What needs to be done
Would you go through the records below and copy each line with the string "text"?

Task inputs section start

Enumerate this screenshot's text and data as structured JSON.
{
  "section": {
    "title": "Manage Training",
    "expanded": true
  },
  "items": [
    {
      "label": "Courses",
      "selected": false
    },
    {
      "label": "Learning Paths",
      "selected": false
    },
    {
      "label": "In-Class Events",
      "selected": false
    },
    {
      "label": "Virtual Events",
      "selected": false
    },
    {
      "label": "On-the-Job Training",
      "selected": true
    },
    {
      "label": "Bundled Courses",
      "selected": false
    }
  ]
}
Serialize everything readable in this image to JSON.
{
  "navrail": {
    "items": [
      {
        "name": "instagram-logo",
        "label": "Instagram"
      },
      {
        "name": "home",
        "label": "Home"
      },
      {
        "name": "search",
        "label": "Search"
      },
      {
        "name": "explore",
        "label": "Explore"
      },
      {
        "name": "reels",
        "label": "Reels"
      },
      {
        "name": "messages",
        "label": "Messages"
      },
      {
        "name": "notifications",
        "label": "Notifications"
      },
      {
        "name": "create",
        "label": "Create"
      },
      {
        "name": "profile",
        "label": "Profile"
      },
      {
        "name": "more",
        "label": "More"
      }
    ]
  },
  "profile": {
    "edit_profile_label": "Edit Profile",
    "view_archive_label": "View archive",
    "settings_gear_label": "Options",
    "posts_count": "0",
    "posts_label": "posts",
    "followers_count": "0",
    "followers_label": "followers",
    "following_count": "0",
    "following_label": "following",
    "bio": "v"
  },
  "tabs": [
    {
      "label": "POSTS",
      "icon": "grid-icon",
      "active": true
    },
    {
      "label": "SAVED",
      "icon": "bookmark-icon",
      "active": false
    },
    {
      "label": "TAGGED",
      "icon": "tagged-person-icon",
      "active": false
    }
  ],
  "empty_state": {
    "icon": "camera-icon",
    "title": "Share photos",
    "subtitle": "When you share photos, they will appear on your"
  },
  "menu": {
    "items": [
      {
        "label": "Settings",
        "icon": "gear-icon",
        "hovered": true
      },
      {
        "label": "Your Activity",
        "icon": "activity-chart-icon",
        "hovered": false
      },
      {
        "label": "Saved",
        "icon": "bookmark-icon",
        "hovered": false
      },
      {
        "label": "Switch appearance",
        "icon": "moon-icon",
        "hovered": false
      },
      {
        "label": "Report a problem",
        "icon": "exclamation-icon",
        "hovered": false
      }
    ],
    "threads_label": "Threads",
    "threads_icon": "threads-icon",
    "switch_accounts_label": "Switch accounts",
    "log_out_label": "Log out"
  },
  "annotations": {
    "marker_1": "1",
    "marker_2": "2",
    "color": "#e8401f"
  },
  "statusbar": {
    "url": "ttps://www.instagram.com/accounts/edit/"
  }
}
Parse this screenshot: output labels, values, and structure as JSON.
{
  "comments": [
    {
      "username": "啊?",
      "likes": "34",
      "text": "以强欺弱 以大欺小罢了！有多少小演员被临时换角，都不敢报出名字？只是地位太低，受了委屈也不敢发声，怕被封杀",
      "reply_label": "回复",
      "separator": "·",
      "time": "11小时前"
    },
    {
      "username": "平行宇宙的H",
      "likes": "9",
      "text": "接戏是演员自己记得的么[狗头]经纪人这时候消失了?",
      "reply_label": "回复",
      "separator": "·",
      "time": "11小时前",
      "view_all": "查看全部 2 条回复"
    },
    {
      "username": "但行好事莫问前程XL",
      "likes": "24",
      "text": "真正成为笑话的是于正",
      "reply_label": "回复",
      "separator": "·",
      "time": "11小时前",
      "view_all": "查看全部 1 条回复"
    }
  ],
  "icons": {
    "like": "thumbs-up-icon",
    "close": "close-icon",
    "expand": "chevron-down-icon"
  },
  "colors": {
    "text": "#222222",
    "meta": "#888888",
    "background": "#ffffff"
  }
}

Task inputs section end

Answer space
Enumerate this screenshot's text and data as structured JSON.
      "text": "以强欺弱 以大欺小罢了！有多少小演员被临时换角，都不敢报出名字？只是地位太低，受了委屈也不敢发声，怕被封杀",
      "text": "接戏是演员自己记得的么[狗头]经纪人这时候消失了?",
      "text": "真正成为笑话的是于正",
    "text": "#222222",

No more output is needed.